- Assignment
The lines to copy are those with "icon" in them. Pull each one from the entries below.

- Records for this exercise
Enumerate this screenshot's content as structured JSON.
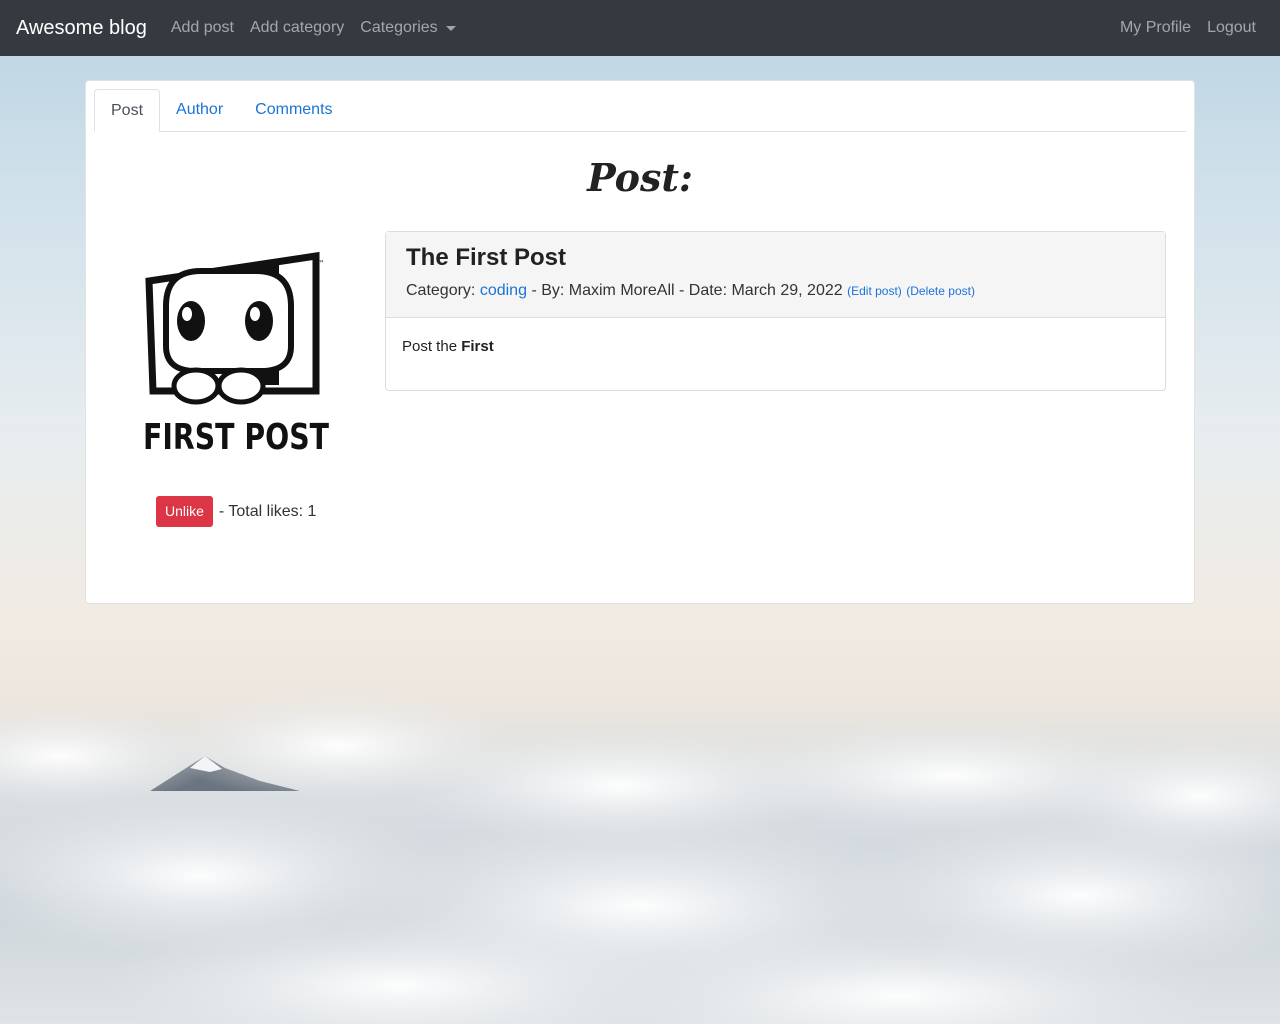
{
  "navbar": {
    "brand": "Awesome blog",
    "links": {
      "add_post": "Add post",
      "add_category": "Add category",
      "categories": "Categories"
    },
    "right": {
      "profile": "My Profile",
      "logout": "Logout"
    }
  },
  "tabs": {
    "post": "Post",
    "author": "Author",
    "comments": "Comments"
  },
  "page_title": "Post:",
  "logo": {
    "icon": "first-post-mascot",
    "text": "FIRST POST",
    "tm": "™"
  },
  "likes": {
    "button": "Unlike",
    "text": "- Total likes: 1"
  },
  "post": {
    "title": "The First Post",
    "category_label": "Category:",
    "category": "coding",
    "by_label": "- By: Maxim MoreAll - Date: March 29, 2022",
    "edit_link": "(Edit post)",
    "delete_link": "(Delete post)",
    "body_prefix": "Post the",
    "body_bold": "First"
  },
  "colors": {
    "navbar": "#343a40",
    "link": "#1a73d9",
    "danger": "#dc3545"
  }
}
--
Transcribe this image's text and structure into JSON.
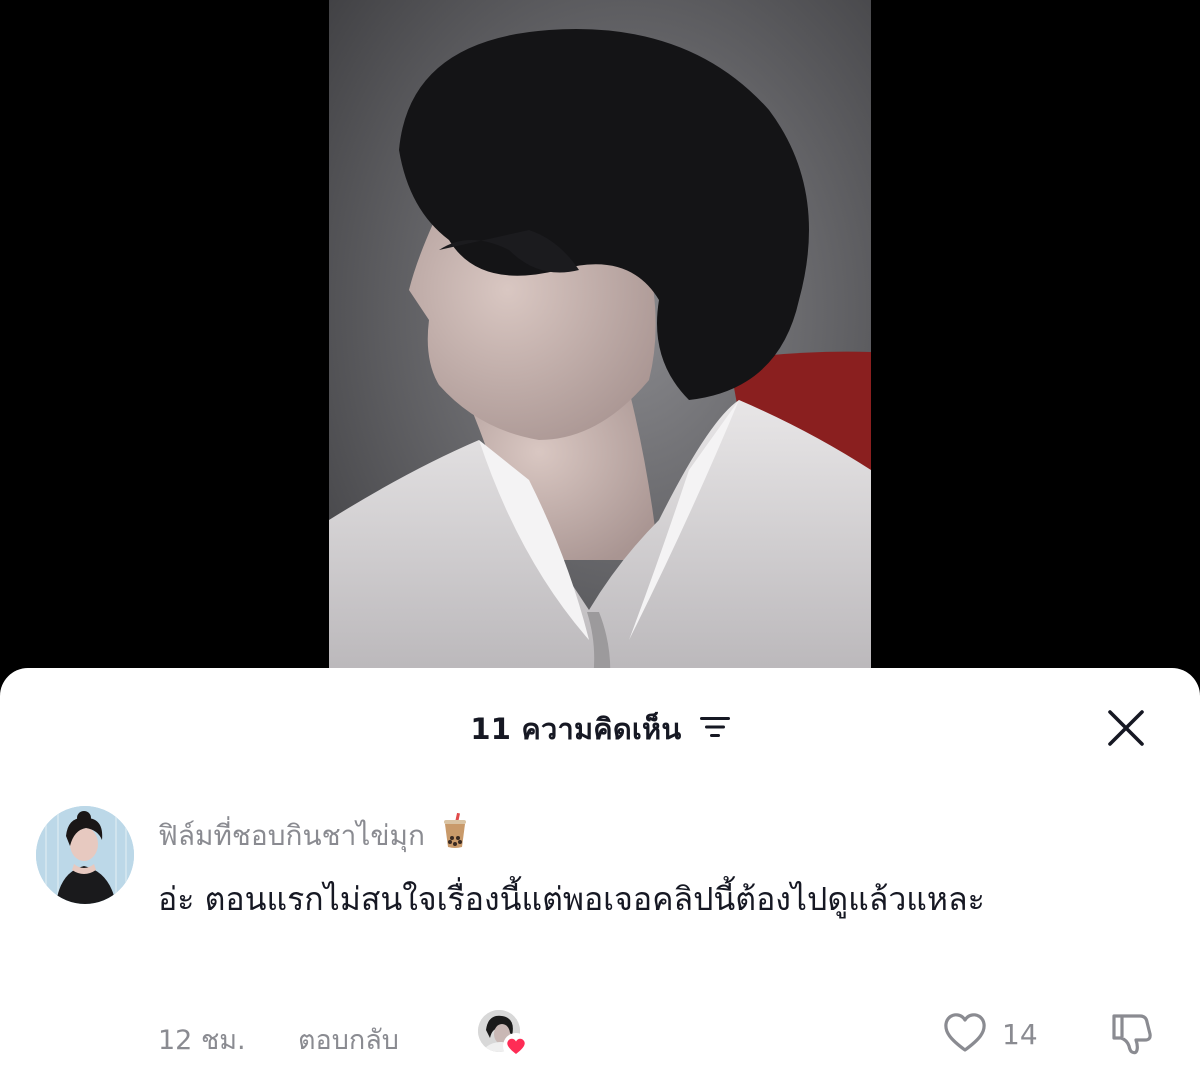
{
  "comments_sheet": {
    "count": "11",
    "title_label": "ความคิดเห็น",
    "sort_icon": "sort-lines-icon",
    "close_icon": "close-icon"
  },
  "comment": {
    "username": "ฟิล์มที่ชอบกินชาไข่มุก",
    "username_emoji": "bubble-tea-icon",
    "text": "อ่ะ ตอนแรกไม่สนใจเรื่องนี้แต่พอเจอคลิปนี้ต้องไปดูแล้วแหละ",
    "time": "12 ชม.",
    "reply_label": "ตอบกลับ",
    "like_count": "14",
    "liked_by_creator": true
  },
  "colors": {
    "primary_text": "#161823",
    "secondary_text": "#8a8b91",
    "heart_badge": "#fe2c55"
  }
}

- Answer to the problem
    "icon": "first-post-mascot",
    "sort_icon": "sort-lines-icon",
    "close_icon": "close-icon"
    "username_emoji": "bubble-tea-icon",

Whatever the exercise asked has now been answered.